Knitting fool's picture

I have successfully completed the two front pieces and the back piece for this vest! All that remains now is the final assembly, trimming out the collar and the arm holes and making and adding the frog closures and iCord ornamentation.

I had to figure out how to up-size the pattern, as the pattern as written would not have fit me. Also, having never made a vest before I had to learn how to make the right front piece having only instructions for the left side. To keep myself sane with the miter, I created an Excel spreadsheet that kept track of the rows and when to make the decreases. I wasn't too sure about this when I first decided to make this vest, but it's going to be a go to garment this fall. When I have it complete, I will post a photo or two.

CLABBERS's picture

Hi Jay,
I haven't been on here for awhile, so it was nice to read all your progress in one sitting. Like you, I have also found that and Excel spreadsheet is a knitters great friend. I must admit though that I usually just draw a grid on a scrap of paper and keep my stitch counts and rows on that. That way, I don't struggle with creating the spreadsheet and modifying it. I just use the pencil eraser on my scrap paper as it goes faster for me. I am anxious to see the finished product. If you took pictures of the individual pieces along the way, please post them as well.
Mark
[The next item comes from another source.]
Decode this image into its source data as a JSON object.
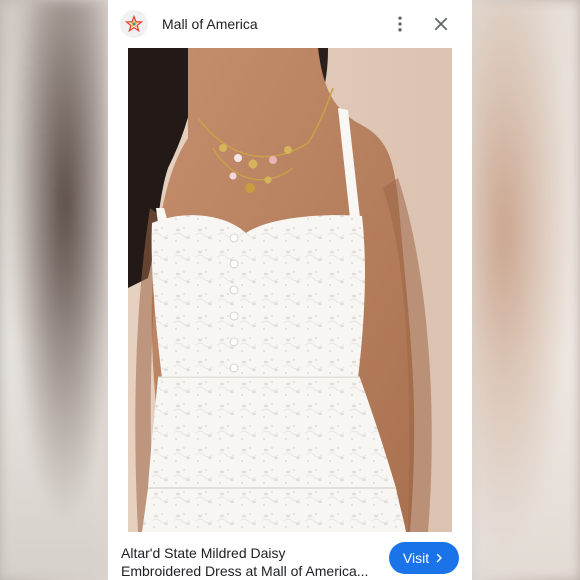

Knitting fool's picture

Well, guess what? My vest still isn't finished!!! I am struggling with the closures and the embellishments on the front pieces. I pinned all of it down over two thicknesses of foam board, but when it came time to baste, and then sew them on, it all went to hell in a hand basket. I put it all aside, and began knitting hats and scarves for homeless veterans. Now that I have seriously depleted my yarn stocks, my attention has again returned to the vest. I am going to try using a hot glue gun to tack the Icord pieces to the vest to hold them more securely while I sew them on. Wish me luck...

Bill's picture

DON'T USE HOT GLUE! ...you can tack stuff in place with an Elmer's glue stick...that will wash out. The kind of glue stick kids use.

Knitting fool's picture

Finally finished!!! See above for the photo. I ended up needing to add a little to the size of the vest as it wasn't fitting as loosely as I wanted. I simply knited some side gussets and seemed them into the vest. I am quite please with how this turned out for my very first vest project. I sure learned a lot doing it.